** SUPPLIED MATERIAL follows **

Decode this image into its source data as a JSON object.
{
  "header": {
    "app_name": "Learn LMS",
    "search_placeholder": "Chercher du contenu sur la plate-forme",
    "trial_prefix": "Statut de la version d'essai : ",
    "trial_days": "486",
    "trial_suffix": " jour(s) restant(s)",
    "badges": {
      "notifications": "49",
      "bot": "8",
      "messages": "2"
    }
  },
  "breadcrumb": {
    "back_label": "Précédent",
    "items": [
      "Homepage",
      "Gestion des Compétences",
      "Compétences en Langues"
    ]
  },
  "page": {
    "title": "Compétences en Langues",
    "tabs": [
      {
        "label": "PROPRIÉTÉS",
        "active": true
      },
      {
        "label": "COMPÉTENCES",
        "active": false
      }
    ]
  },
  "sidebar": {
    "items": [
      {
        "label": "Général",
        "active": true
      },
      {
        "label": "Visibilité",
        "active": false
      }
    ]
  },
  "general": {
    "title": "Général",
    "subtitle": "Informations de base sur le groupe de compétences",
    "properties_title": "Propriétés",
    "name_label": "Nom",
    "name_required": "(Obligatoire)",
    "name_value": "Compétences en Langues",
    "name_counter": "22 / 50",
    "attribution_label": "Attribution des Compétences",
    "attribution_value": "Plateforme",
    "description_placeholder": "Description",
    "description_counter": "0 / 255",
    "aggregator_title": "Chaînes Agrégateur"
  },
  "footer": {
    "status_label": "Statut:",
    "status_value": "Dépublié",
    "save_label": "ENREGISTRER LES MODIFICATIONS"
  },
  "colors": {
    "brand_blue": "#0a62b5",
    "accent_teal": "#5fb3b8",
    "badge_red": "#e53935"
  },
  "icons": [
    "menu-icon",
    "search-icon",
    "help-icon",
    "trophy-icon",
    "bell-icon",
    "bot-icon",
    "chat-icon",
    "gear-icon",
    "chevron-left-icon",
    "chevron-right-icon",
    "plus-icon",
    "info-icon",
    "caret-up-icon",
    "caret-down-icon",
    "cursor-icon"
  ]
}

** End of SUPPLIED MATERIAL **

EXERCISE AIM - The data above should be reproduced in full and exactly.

RESULT FOR THIS EXERCISE -
Decode this image into its source data as a JSON object.
{
  "header": {
    "app_name": "Learn LMS",
    "search_placeholder": "Chercher du contenu sur la plate-forme",
    "trial_prefix": "Statut de la version d'essai : ",
    "trial_days": "486",
    "trial_suffix": " jour(s) restant(s)",
    "badges": {
      "notifications": "49",
      "bot": "8",
      "messages": "2"
    }
  },
  "breadcrumb": {
    "back_label": "Précédent",
    "items": [
      "Homepage",
      "Gestion des Compétences",
      "Compétences en Langues"
    ]
  },
  "page": {
    "title": "Compétences en Langues",
    "tabs": [
      {
        "label": "PROPRIÉTÉS",
        "active": true
      },
      {
        "label": "COMPÉTENCES",
        "active": false
      }
    ]
  },
  "sidebar": {
    "items": [
      {
        "label": "Général",
        "active": true
      },
      {
        "label": "Visibilité",
        "active": false
      }
    ]
  },
  "general": {
    "title": "Général",
    "subtitle": "Informations de base sur le groupe de compétences",
    "properties_title": "Propriétés",
    "name_label": "Nom",
    "name_required": "(Obligatoire)",
    "name_value": "Compétences en Langues",
    "name_counter": "22 / 50",
    "attribution_label": "Attribution des Compétences",
    "attribution_value": "Plateforme",
    "description_placeholder": "Description",
    "description_counter": "0 / 255",
    "aggregator_title": "Chaînes Agrégateur"
  },
  "footer": {
    "status_label": "Statut:",
    "status_value": "Dépublié",
    "save_label": "ENREGISTRER LES MODIFICATIONS"
  },
  "colors": {
    "brand_blue": "#0a62b5",
    "accent_teal": "#5fb3b8",
    "badge_red": "#e53935"
  },
  "icons": [
    "menu-icon",
    "search-icon",
    "help-icon",
    "trophy-icon",
    "bell-icon",
    "bot-icon",
    "chat-icon",
    "gear-icon",
    "chevron-left-icon",
    "chevron-right-icon",
    "plus-icon",
    "info-icon",
    "caret-up-icon",
    "caret-down-icon",
    "cursor-icon"
  ]
}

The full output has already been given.